So you've got nice looking people with children holding signs that say things like "Families, not felons" and "My Dad is not a Criminal." Polygamists are acting like victims.
This is the same game plan that was used to legalize gay marriage.
It has been banned since the state was a territory, but the law often had a don't-ask-don't-tell quality about it. If you're an otherwise law-abiding man married to multiple women (and that's almost always the gender ratio), the state would mostly leave you alone. The ban was most often called into effect when officials prosecuted members of a controversial religious sect that engages in polygamy with underage girls.I love how they say they're stepping out of the shadows. That's verbiage right out of the playbook the left has used to normalize illegal immigration.
But reality TV may have changed all that. In 2010, TLC's cameras sought to humanize a family of polygamists in their hit show "Sister Wives." The show's characters -- and its success -- threw the ban's future up in the air. It has has spent the past few years being litigated in court, and as a result, this week Utah's Republican-controlled state legislature is trying to reinstate it.
That's causing some controversy among polygamists. Nearly 150 of them and their supporters came out of the shadows this week and onto the steps of the state capitol to protest the law. Many argued that Utah is trampling on their civil liberties and trying to demonize their religious and life choices.
1) Call yourself victims
2) Label opponents "haters"
3) Watch media eviscerate opponents.
4) Watch opponents flee.
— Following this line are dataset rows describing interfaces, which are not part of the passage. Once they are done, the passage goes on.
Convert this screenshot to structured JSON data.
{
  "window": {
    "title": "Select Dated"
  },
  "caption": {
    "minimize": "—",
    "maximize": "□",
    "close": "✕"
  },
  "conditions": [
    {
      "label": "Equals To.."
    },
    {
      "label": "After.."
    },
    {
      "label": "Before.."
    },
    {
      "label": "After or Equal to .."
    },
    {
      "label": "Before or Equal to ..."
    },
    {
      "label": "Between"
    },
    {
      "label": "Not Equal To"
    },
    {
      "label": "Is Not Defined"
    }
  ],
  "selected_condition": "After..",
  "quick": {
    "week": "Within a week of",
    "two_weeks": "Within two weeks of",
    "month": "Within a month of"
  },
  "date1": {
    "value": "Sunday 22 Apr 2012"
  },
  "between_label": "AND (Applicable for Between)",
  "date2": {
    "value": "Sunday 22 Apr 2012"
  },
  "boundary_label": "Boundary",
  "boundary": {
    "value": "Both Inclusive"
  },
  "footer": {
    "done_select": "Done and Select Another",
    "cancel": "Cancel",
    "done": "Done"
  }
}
Hey, remember when folks argued that if you legalize gay marriage, polygamy was next. It was mockingly called "the slippery slope" argument. The thud you just heard was the bottom of that slope.